Getting started with Google Analytics is a bit more involved, as you’ll have to install your Google Analytics tracking code on any web pages you wish to collect data for. To get started, visit the Analytics Page on Google Marketing Platform and click on the Start for free button.
Image: Google Analytics Home Screen
On the next screen, you’ll see “Welcome to Google Analytics” in big text and blue CTA button that you can click on to start the formal sign-up process for Google Analytics.
Image: Welcome to Google Analytics
Once you begin the process, you’ll be asked to set up an account name and configure data sharing settings. Next, you’ll have to choose whether you want to measure your website, your Android or iOS apps, or track user behaviors across both. Finally, you’ll be asked to enter the website URL that you will be collecting data from using Google Analytics.
Image: Google Analytics Registration Interface
Once you’ve completed the set-up Google will generate a tracking code for your website known as a global site tag. Your global site tag should be pasted into the <head> section of every page on your website that you would like to collect data from. Once you’ve done so, you’ll be able to collect data from visitors to those pages and use Google Analytics to review and segment the data and extract insights.
Google Search Console vs Google Analytics: Features
Now that we’ve discussed implementation, let’s take a closer look at the features provided by Google Search Console vs Google Analytics.
Google Search Console Features
Google search console provides several search-oriented features that can help digital marketers and site owners maximize their organic traffic.
Search console data can help you:
- Verify whether Google’s crawler robots can discover and index your web pages
- Address indexing issues and submit requests for Google to index new content on your website
- Check which keywords your web pages rank for on Google and see your click-through rates for different search queries
- Find out about indexing, link spam or other SEO issues directly from Google
- Ensure that your website is mobile responsive and implement AMP tagging to improve the performance of your website on mobile devices
- Analyze your backlink profile and discover who is linking to your website
Image: AMP Report Interface on Google Search Console
Google Analytics Features
Google Analytics is primarily a traffic reporting tool that can tell you who visits your website and what they do when they get there. Site owners can track all kinds of metrics using Google Analytics, including:
- Total traffic

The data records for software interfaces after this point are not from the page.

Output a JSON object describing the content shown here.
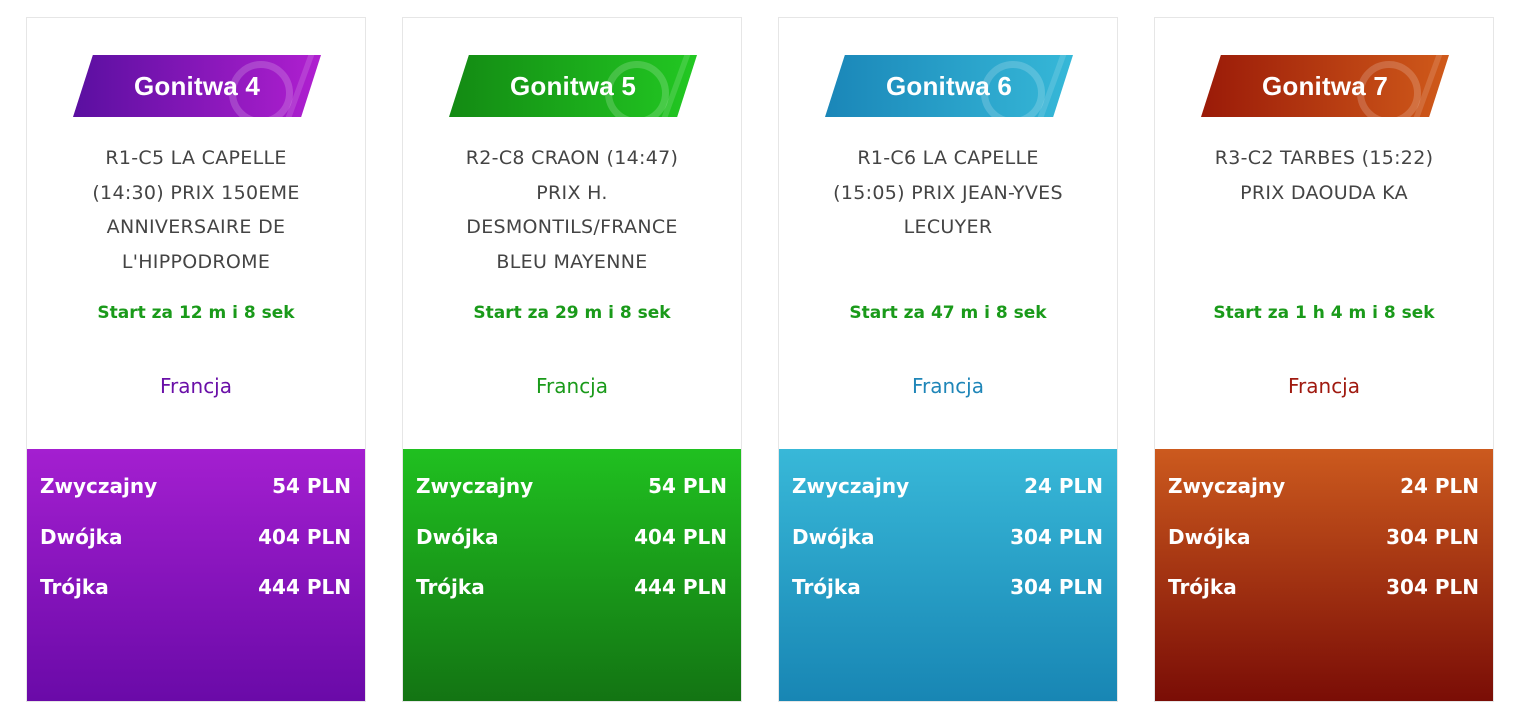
{
  "cards": [
    {
      "badge": "Gonitwa 4",
      "race": "R1-C5 LA CAPELLE (14:30) PRIX 150EME ANNIVERSAIRE DE L'HIPPODROME",
      "race_lines": [
        "R1-C5 LA CAPELLE",
        "(14:30) PRIX 150EME",
        "ANNIVERSAIRE DE",
        "L'HIPPODROME"
      ],
      "start": "Start za 12 m i 8 sek",
      "country": "Francja",
      "pools": [
        {
          "name": "Zwyczajny",
          "value": "54 PLN"
        },
        {
          "name": "Dwójka",
          "value": "404 PLN"
        },
        {
          "name": "Trójka",
          "value": "444 PLN"
        }
      ],
      "colors": {
        "badge_from": "#5a0fa0",
        "badge_to": "#b01fd0",
        "text": "#6a10a8",
        "pool_from": "#a41fd0",
        "pool_to": "#6a0aa8"
      }
    },
    {
      "badge": "Gonitwa 5",
      "race": "R2-C8 CRAON (14:47) PRIX H. DESMONTILS/FRANCE BLEU MAYENNE",
      "race_lines": [
        "R2-C8 CRAON (14:47)",
        "PRIX H.",
        "DESMONTILS/FRANCE",
        "BLEU MAYENNE"
      ],
      "start": "Start za 29 m i 8 sek",
      "country": "Francja",
      "pools": [
        {
          "name": "Zwyczajny",
          "value": "54 PLN"
        },
        {
          "name": "Dwójka",
          "value": "404 PLN"
        },
        {
          "name": "Trójka",
          "value": "444 PLN"
        }
      ],
      "colors": {
        "badge_from": "#138a13",
        "badge_to": "#22c822",
        "text": "#1a9a1a",
        "pool_from": "#20c020",
        "pool_to": "#137413"
      }
    },
    {
      "badge": "Gonitwa 6",
      "race": "R1-C6 LA CAPELLE (15:05) PRIX JEAN-YVES LECUYER",
      "race_lines": [
        "R1-C6 LA CAPELLE",
        "(15:05) PRIX JEAN-YVES",
        "LECUYER"
      ],
      "start": "Start za 47 m i 8 sek",
      "country": "Francja",
      "pools": [
        {
          "name": "Zwyczajny",
          "value": "24 PLN"
        },
        {
          "name": "Dwójka",
          "value": "304 PLN"
        },
        {
          "name": "Trójka",
          "value": "304 PLN"
        }
      ],
      "colors": {
        "badge_from": "#1a86b8",
        "badge_to": "#36b8d8",
        "text": "#1f86b8",
        "pool_from": "#38b8d8",
        "pool_to": "#1886b4"
      }
    },
    {
      "badge": "Gonitwa 7",
      "race": "R3-C2 TARBES (15:22) PRIX DAOUDA KA",
      "race_lines": [
        "R3-C2 TARBES (15:22)",
        "PRIX DAOUDA KA"
      ],
      "start": "Start za 1 h 4 m i 8 sek",
      "country": "Francja",
      "pools": [
        {
          "name": "Zwyczajny",
          "value": "24 PLN"
        },
        {
          "name": "Dwójka",
          "value": "304 PLN"
        },
        {
          "name": "Trójka",
          "value": "304 PLN"
        }
      ],
      "colors": {
        "badge_from": "#9a1a08",
        "badge_to": "#d05a1a",
        "text": "#a01a10",
        "pool_from": "#cc5a1e",
        "pool_to": "#7a0d06"
      }
    }
  ]
}
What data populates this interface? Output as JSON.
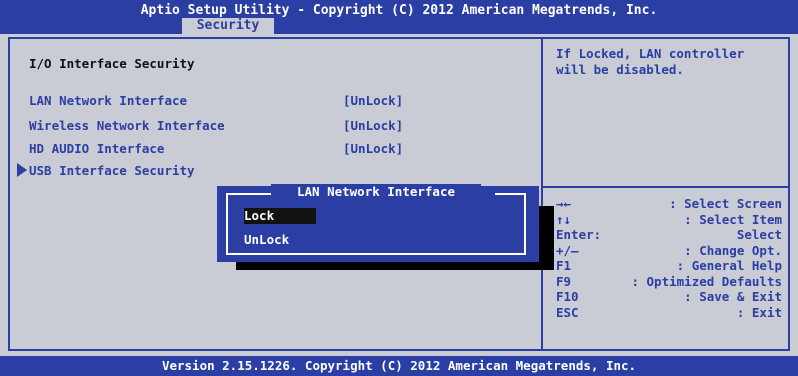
{
  "header": {
    "title": "Aptio Setup Utility - Copyright (C) 2012 American Megatrends, Inc.",
    "active_tab": "Security"
  },
  "main": {
    "section_title": "I/O Interface Security",
    "items": [
      {
        "label": "LAN Network Interface",
        "value": "[UnLock]"
      },
      {
        "label": "Wireless Network Interface",
        "value": "[UnLock]"
      },
      {
        "label": "HD AUDIO Interface",
        "value": "[UnLock]"
      }
    ],
    "submenu": "USB Interface Security"
  },
  "popup": {
    "title": "LAN Network Interface",
    "options": [
      "Lock",
      "UnLock"
    ],
    "selected": "Lock"
  },
  "help": {
    "line1": "If Locked, LAN controller",
    "line2": "will be disabled."
  },
  "keys": [
    {
      "key": "→←",
      "desc": ": Select Screen"
    },
    {
      "key": "↑↓",
      "desc": ": Select Item"
    },
    {
      "key": "Enter:",
      "desc": "Select"
    },
    {
      "key": "+/—",
      "desc": ": Change Opt."
    },
    {
      "key": "F1",
      "desc": ": General Help"
    },
    {
      "key": "F9",
      "desc": ": Optimized Defaults"
    },
    {
      "key": "F10",
      "desc": ": Save & Exit"
    },
    {
      "key": "ESC",
      "desc": ": Exit"
    }
  ],
  "footer": "Version 2.15.1226. Copyright (C) 2012 American Megatrends, Inc.",
  "colors": {
    "bios_blue": "#2b3ea3",
    "panel_gray": "#c9ccd4",
    "text_white": "#ffffff",
    "highlight_black": "#111111"
  }
}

- Organic traffic
- Direct traffic
- Referral traffic
- Social media traffic
- Website traffic segmented by location or user demographics
- Bounce Rate
- Exit Rate for each page
- Site speed metrics
- User behavior metrics like pages per session, average page time and average session time.
These metrics can be combined and segmented in any number of ways, giving site owners unprecedented insight into the performance of their web properties.
Image: Google Analytics Audience Overview
Google Search Console vs Google Analytics: Value
So, what’s the real value of Google Search Console vs Google Analytics?
If capturing organic search traffic is important to you, there’s no source of feedback on your website search engine performance that’s more valuable than Google Search Console. Through your search console account, you’ll receive actionable SEO tips and advice directly from Google that you can use to boost your rankings with search engines.
If conversions and user experience are important to you, Google Analytics is one of the best free tools for figuring out exactly how users are responding to every page on your website. You can monitor how much of your traffic comes from each source, including social media and referral links, and you’ll be able to direct your marketing resources to the most profitable traffic channels.
We hope this guide helps clear up the differences between Google Search Console vs Google Analytics. While these tools are essentially totally different in their function, each one provides unique benefits for online marketers when it comes to measuring and improving their websites and overall campaign performance.